> [Instructions for the task]:
Would you return the full listing exactly, with nothing altered?

─── Given records

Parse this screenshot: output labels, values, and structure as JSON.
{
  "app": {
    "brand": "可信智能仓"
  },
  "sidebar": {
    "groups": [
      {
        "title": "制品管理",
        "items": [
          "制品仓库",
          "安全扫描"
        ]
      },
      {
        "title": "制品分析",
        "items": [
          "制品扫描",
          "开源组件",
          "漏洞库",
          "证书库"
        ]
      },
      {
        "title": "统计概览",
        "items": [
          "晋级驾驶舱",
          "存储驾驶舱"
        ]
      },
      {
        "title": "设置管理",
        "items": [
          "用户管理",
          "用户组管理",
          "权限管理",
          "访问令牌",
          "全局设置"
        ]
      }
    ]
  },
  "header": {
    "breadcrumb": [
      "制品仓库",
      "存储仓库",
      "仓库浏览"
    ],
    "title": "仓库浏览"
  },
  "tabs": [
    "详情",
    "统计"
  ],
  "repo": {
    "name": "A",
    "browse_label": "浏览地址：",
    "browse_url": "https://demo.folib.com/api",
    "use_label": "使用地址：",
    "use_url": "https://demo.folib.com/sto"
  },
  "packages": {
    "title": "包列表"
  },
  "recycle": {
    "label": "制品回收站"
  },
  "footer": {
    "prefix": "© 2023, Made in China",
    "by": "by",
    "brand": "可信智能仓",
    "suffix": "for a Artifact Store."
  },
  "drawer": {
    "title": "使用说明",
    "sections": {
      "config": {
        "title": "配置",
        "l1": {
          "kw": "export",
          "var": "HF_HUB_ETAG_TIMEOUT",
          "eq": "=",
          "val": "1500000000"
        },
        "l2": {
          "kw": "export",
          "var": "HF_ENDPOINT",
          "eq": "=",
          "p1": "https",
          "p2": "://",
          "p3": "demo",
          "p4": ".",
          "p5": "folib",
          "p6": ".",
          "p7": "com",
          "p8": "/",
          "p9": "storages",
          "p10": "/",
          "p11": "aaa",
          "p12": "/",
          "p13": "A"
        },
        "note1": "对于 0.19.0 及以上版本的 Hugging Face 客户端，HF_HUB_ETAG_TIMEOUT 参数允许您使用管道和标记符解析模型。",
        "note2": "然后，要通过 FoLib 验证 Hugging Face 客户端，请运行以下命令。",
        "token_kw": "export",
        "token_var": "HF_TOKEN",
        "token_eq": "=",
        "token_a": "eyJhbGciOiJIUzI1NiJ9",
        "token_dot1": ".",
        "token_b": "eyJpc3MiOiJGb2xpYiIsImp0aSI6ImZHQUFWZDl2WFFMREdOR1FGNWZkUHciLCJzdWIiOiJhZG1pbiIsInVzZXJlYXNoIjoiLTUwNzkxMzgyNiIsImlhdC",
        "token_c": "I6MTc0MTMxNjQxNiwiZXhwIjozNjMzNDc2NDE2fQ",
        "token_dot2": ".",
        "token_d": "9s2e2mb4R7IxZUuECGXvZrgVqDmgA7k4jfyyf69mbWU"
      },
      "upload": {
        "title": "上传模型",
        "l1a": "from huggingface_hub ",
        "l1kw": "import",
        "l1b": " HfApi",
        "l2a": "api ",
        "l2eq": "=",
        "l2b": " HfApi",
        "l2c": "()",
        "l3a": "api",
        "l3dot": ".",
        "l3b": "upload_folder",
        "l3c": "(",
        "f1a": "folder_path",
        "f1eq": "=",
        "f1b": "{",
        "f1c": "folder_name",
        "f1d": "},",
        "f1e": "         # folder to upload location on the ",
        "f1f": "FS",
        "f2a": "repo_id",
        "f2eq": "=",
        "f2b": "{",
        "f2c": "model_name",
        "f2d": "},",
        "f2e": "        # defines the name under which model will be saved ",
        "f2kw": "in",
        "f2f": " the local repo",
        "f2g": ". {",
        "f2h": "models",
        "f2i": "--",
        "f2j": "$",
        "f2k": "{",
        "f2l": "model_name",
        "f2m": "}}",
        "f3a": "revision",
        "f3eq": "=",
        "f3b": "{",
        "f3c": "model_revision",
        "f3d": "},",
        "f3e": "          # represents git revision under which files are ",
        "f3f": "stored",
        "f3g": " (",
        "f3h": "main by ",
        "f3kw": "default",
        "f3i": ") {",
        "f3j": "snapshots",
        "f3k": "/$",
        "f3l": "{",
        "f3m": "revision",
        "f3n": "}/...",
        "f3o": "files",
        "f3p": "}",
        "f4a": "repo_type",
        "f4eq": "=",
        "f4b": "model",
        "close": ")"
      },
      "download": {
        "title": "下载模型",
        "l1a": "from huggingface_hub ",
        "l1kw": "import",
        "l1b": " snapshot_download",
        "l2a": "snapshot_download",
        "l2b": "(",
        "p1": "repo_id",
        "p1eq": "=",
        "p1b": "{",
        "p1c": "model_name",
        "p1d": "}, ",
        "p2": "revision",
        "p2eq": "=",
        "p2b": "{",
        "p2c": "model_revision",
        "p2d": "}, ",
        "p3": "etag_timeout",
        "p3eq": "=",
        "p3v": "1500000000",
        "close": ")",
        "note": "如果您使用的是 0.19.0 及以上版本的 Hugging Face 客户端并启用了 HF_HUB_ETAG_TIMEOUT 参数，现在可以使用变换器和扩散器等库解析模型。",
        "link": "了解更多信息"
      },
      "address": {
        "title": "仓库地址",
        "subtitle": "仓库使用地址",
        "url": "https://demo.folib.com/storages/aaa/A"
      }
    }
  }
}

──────

> [Response box]:
Parse this screenshot: output labels, values, and structure as JSON.
{
  "app": {
    "brand": "可信智能仓"
  },
  "sidebar": {
    "groups": [
      {
        "title": "制品管理",
        "items": [
          "制品仓库",
          "安全扫描"
        ]
      },
      {
        "title": "制品分析",
        "items": [
          "制品扫描",
          "开源组件",
          "漏洞库",
          "证书库"
        ]
      },
      {
        "title": "统计概览",
        "items": [
          "晋级驾驶舱",
          "存储驾驶舱"
        ]
      },
      {
        "title": "设置管理",
        "items": [
          "用户管理",
          "用户组管理",
          "权限管理",
          "访问令牌",
          "全局设置"
        ]
      }
    ]
  },
  "header": {
    "breadcrumb": [
      "制品仓库",
      "存储仓库",
      "仓库浏览"
    ],
    "title": "仓库浏览"
  },
  "tabs": [
    "详情",
    "统计"
  ],
  "repo": {
    "name": "A",
    "browse_label": "浏览地址：",
    "browse_url": "https://demo.folib.com/api",
    "use_label": "使用地址：",
    "use_url": "https://demo.folib.com/sto"
  },
  "packages": {
    "title": "包列表"
  },
  "recycle": {
    "label": "制品回收站"
  },
  "footer": {
    "prefix": "© 2023, Made in China",
    "by": "by",
    "brand": "可信智能仓",
    "suffix": "for a Artifact Store."
  },
  "drawer": {
    "title": "使用说明",
    "sections": {
      "config": {
        "title": "配置",
        "l1": {
          "kw": "export",
          "var": "HF_HUB_ETAG_TIMEOUT",
          "eq": "=",
          "val": "1500000000"
        },
        "l2": {
          "kw": "export",
          "var": "HF_ENDPOINT",
          "eq": "=",
          "p1": "https",
          "p2": "://",
          "p3": "demo",
          "p4": ".",
          "p5": "folib",
          "p6": ".",
          "p7": "com",
          "p8": "/",
          "p9": "storages",
          "p10": "/",
          "p11": "aaa",
          "p12": "/",
          "p13": "A"
        },
        "note1": "对于 0.19.0 及以上版本的 Hugging Face 客户端，HF_HUB_ETAG_TIMEOUT 参数允许您使用管道和标记符解析模型。",
        "note2": "然后，要通过 FoLib 验证 Hugging Face 客户端，请运行以下命令。",
        "token_kw": "export",
        "token_var": "HF_TOKEN",
        "token_eq": "=",
        "token_a": "eyJhbGciOiJIUzI1NiJ9",
        "token_dot1": ".",
        "token_b": "eyJpc3MiOiJGb2xpYiIsImp0aSI6ImZHQUFWZDl2WFFMREdOR1FGNWZkUHciLCJzdWIiOiJhZG1pbiIsInVzZXJlYXNoIjoiLTUwNzkxMzgyNiIsImlhdC",
        "token_c": "I6MTc0MTMxNjQxNiwiZXhwIjozNjMzNDc2NDE2fQ",
        "token_dot2": ".",
        "token_d": "9s2e2mb4R7IxZUuECGXvZrgVqDmgA7k4jfyyf69mbWU"
      },
      "upload": {
        "title": "上传模型",
        "l1a": "from huggingface_hub ",
        "l1kw": "import",
        "l1b": " HfApi",
        "l2a": "api ",
        "l2eq": "=",
        "l2b": " HfApi",
        "l2c": "()",
        "l3a": "api",
        "l3dot": ".",
        "l3b": "upload_folder",
        "l3c": "(",
        "f1a": "folder_path",
        "f1eq": "=",
        "f1b": "{",
        "f1c": "folder_name",
        "f1d": "},",
        "f1e": "         # folder to upload location on the ",
        "f1f": "FS",
        "f2a": "repo_id",
        "f2eq": "=",
        "f2b": "{",
        "f2c": "model_name",
        "f2d": "},",
        "f2e": "        # defines the name under which model will be saved ",
        "f2kw": "in",
        "f2f": " the local repo",
        "f2g": ". {",
        "f2h": "models",
        "f2i": "--",
        "f2j": "$",
        "f2k": "{",
        "f2l": "model_name",
        "f2m": "}}",
        "f3a": "revision",
        "f3eq": "=",
        "f3b": "{",
        "f3c": "model_revision",
        "f3d": "},",
        "f3e": "          # represents git revision under which files are ",
        "f3f": "stored",
        "f3g": " (",
        "f3h": "main by ",
        "f3kw": "default",
        "f3i": ") {",
        "f3j": "snapshots",
        "f3k": "/$",
        "f3l": "{",
        "f3m": "revision",
        "f3n": "}/...",
        "f3o": "files",
        "f3p": "}",
        "f4a": "repo_type",
        "f4eq": "=",
        "f4b": "model",
        "close": ")"
      },
      "download": {
        "title": "下载模型",
        "l1a": "from huggingface_hub ",
        "l1kw": "import",
        "l1b": " snapshot_download",
        "l2a": "snapshot_download",
        "l2b": "(",
        "p1": "repo_id",
        "p1eq": "=",
        "p1b": "{",
        "p1c": "model_name",
        "p1d": "}, ",
        "p2": "revision",
        "p2eq": "=",
        "p2b": "{",
        "p2c": "model_revision",
        "p2d": "}, ",
        "p3": "etag_timeout",
        "p3eq": "=",
        "p3v": "1500000000",
        "close": ")",
        "note": "如果您使用的是 0.19.0 及以上版本的 Hugging Face 客户端并启用了 HF_HUB_ETAG_TIMEOUT 参数，现在可以使用变换器和扩散器等库解析模型。",
        "link": "了解更多信息"
      },
      "address": {
        "title": "仓库地址",
        "subtitle": "仓库使用地址",
        "url": "https://demo.folib.com/storages/aaa/A"
      }
    }
  }
}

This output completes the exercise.